# Exercise:
Lines in the listing below may contain the word "time". State how many do, and nothing more.

# Listed records:
━━━━━━━━━━━━━━━━━━━━
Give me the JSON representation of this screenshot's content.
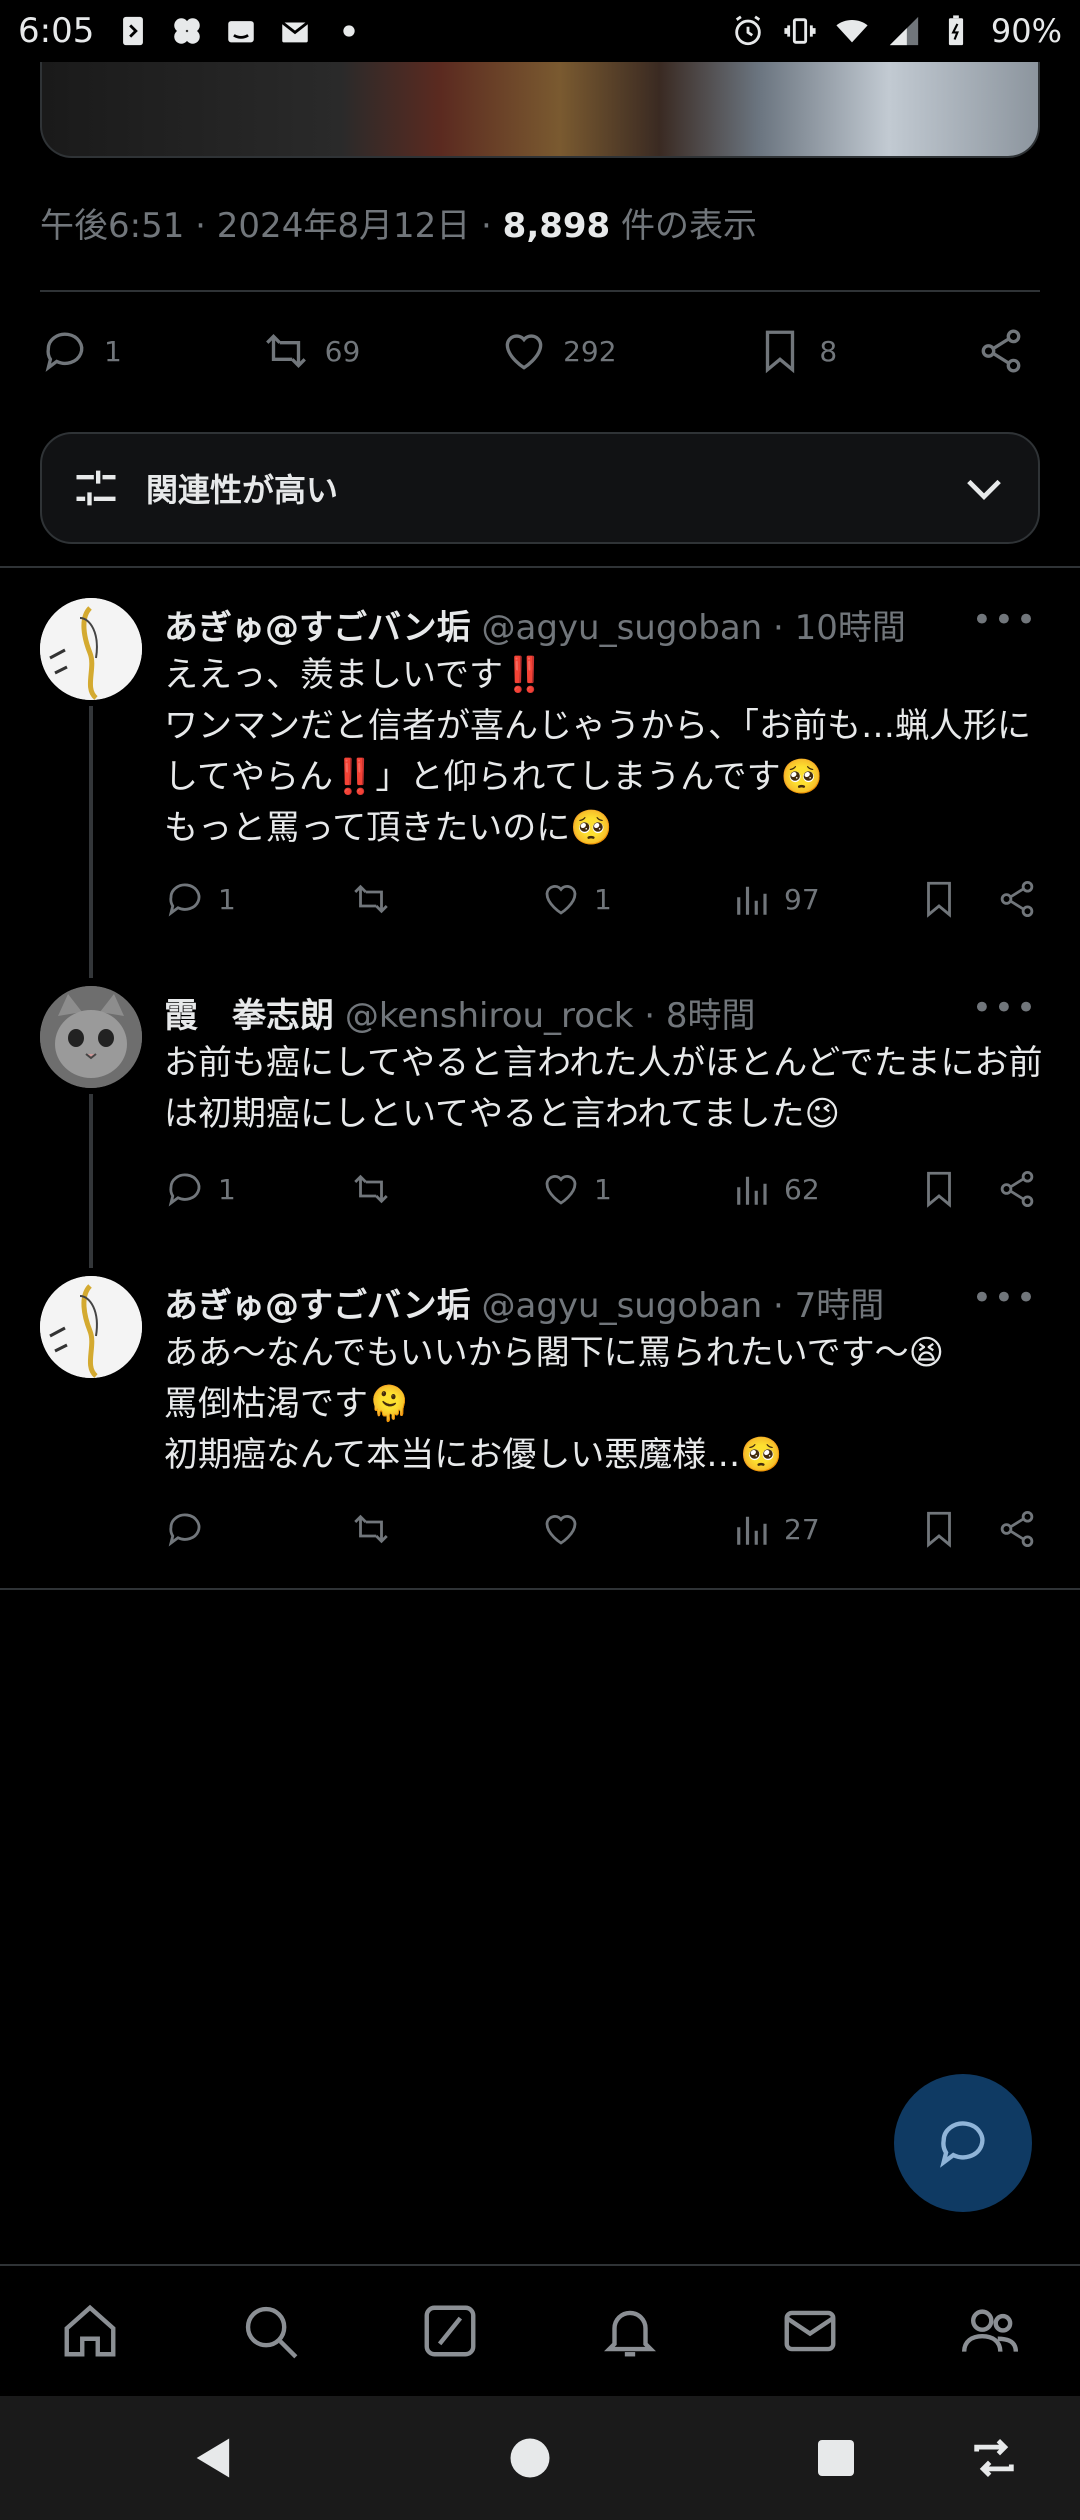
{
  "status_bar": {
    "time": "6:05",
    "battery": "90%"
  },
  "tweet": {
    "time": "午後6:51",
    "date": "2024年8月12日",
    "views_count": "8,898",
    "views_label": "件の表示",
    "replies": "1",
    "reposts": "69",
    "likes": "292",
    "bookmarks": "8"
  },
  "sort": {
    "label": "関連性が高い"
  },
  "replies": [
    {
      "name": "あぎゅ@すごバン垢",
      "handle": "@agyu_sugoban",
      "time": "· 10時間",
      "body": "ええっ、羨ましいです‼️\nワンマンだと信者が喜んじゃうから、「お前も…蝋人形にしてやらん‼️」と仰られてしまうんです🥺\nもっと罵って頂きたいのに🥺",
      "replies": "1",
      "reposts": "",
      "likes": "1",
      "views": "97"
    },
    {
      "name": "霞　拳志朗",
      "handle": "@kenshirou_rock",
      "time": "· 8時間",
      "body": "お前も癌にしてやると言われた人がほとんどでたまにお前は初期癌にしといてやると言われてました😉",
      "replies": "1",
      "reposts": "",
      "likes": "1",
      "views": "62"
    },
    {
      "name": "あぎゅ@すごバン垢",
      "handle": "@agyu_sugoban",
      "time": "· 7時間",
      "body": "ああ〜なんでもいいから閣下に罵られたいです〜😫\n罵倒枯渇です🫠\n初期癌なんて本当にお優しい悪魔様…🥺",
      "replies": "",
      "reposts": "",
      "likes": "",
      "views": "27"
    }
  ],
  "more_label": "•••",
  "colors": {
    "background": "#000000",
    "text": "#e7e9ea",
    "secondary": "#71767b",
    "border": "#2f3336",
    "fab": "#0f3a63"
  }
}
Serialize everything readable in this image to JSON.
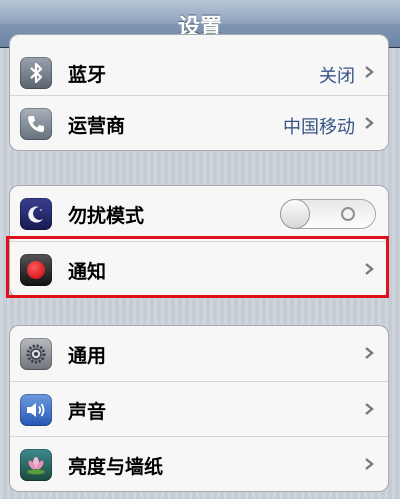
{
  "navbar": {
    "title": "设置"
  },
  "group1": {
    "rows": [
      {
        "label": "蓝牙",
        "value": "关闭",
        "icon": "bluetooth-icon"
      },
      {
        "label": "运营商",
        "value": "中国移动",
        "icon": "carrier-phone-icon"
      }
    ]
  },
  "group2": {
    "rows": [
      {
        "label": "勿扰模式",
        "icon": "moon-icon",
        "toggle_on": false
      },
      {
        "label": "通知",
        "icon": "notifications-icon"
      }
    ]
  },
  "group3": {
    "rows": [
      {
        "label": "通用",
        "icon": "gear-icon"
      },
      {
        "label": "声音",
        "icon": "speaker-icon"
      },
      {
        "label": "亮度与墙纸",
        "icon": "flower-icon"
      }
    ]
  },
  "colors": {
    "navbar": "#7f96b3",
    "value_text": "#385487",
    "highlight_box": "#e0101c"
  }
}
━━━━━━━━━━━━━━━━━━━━
# Answer space:
5